Haw haw haw - the Christmas nutcracker has landed
An unusually high number of giant finches look likely to arrive in Scotland this winter.
There have been record sightings of hawfinches in England and Wales and now they are reportedly travelling north with several already having been spotted here in the last week.
The influx is a real treat as these birds are shy and elusive, and there are thought to be fewer than 1000 pairs in the UK.
Hawfinches are the nutcrackers of the bird world, with their massive parrot like bills that can crack even the hardest nutshells. They are also very attractive birds, patterned with autumnal shades, including a rich chestnut head, rose-pink breast and black and white wing markings.
The number of hawfinches that nest in the UK has declined dramatically in recent years, but each winter birds from the Continent travel to Britain searching for food.
This year, however, the numbers seen have been much larger than normal, with hundreds of sightings recorded. In birdwatching terms, this is called an “irruption”.
Andy Robinson, from RSPB Scotland, said: “Hawfinches are beautiful birds that really stand out when compared to our other finches, such as the much more common chaffinch. They're normally very difficult to see, but with the large numbers already recorded further south this autumn, wildlife watchers in Scotland could be in for a treat.
“The birds are thought to be moving north searching for food, and we've already had sightings from the Glasgow and Stirling areas, the Lothians, and remoter sites, including Tiree.
“They may not be the most likely bird to visit your garden feeders but they do like sunflower seeds, and you may see them passing through, particularly if your garden contains mature trees. You also might see them in areas of woodland, such as parkland, or in botanic gardens and churchyards.”
RSPB scientists are studying the reasons why hawfinches do not nest in the UK as widely as they used to. They are currently investigating whether availability of food maybe a problem, in collaboration with Cardiff University.
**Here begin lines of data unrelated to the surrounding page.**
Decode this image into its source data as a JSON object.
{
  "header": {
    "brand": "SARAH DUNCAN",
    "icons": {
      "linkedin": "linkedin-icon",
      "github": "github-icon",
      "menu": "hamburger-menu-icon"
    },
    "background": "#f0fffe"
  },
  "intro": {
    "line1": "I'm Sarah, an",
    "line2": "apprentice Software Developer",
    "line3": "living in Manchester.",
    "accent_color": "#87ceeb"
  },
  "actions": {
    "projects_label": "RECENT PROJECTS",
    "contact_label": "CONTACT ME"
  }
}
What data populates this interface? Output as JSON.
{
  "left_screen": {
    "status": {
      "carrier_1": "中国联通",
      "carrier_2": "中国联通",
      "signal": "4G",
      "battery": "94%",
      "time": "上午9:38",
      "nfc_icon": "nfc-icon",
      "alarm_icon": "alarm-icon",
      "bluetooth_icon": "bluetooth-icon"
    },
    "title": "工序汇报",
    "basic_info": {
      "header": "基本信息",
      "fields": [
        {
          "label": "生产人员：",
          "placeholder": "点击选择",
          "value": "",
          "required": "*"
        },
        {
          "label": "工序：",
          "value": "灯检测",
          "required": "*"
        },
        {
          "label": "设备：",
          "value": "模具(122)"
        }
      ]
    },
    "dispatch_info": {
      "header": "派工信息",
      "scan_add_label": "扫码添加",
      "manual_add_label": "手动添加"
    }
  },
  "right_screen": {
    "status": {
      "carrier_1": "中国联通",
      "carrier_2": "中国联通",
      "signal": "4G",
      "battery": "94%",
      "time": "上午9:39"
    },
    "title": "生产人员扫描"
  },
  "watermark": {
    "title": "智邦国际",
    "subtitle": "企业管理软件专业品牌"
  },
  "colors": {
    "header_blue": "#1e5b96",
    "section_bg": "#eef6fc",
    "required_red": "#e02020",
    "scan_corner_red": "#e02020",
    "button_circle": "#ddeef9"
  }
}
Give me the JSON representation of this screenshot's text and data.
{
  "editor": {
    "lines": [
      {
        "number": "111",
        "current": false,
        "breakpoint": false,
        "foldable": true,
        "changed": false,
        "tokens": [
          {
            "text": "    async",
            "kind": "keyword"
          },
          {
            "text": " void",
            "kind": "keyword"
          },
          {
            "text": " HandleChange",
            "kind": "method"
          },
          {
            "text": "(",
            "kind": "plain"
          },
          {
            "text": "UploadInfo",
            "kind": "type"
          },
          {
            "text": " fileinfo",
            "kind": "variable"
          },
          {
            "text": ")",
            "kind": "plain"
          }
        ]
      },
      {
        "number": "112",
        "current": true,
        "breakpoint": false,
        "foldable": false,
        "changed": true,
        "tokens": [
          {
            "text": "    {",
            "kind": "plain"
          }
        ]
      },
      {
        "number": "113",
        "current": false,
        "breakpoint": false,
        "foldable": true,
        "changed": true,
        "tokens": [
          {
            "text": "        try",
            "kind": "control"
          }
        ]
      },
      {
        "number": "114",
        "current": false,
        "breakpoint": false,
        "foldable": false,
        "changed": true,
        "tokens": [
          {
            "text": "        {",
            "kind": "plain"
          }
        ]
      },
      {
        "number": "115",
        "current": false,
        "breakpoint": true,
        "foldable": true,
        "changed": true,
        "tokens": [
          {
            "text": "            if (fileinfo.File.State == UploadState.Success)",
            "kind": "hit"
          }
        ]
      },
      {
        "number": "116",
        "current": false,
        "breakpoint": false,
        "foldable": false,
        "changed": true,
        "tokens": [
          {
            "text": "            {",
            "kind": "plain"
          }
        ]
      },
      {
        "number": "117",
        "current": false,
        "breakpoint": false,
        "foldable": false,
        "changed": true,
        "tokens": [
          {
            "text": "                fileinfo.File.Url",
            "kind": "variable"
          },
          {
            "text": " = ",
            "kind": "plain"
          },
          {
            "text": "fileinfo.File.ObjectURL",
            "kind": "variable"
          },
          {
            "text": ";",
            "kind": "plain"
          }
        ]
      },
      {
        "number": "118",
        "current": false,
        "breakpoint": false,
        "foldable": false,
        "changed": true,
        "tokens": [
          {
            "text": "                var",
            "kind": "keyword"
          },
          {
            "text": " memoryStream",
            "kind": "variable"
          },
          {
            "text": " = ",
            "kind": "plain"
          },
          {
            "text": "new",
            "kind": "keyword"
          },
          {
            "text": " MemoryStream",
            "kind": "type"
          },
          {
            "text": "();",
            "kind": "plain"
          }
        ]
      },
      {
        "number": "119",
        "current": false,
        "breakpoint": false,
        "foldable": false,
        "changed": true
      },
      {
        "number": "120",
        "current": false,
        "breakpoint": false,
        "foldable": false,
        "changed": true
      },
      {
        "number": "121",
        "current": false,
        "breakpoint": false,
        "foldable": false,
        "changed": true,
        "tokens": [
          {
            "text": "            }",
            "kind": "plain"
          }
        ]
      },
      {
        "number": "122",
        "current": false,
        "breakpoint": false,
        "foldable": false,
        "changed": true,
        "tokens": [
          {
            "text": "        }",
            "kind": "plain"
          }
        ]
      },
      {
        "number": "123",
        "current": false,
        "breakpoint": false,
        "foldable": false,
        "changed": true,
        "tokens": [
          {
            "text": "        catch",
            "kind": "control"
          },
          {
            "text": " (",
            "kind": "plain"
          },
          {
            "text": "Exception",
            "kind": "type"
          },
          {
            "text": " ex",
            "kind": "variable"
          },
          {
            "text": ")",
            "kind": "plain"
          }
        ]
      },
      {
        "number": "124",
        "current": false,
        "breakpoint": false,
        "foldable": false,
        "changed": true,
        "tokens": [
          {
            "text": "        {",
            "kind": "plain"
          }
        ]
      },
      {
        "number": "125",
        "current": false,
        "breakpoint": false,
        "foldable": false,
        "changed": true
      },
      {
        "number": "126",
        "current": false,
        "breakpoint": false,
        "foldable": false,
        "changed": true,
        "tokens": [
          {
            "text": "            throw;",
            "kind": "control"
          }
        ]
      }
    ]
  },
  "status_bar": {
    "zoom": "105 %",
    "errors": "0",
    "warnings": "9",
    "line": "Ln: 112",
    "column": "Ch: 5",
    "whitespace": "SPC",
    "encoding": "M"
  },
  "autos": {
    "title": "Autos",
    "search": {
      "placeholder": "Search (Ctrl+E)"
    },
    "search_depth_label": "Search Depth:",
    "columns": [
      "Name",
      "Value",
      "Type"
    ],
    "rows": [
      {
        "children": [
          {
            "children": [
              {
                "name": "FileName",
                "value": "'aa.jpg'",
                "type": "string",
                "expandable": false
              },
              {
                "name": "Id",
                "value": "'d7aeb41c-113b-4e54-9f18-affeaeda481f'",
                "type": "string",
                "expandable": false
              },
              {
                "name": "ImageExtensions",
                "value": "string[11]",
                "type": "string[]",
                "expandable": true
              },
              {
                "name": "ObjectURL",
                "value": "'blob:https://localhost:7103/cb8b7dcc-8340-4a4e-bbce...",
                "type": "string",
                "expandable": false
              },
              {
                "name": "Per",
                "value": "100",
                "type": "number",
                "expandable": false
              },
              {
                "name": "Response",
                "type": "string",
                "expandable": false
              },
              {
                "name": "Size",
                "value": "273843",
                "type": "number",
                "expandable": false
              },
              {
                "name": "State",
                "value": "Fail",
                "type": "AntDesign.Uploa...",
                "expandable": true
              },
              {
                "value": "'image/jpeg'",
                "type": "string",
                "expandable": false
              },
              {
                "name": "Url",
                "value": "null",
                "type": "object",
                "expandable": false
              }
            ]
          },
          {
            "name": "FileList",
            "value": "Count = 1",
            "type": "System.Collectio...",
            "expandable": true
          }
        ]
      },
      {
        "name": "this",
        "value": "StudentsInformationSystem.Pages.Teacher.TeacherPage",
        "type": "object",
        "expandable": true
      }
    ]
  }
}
Winter is one of the best times to see these birds, as the leaves are off the trees, and they start to flock together at roost sites and to find food.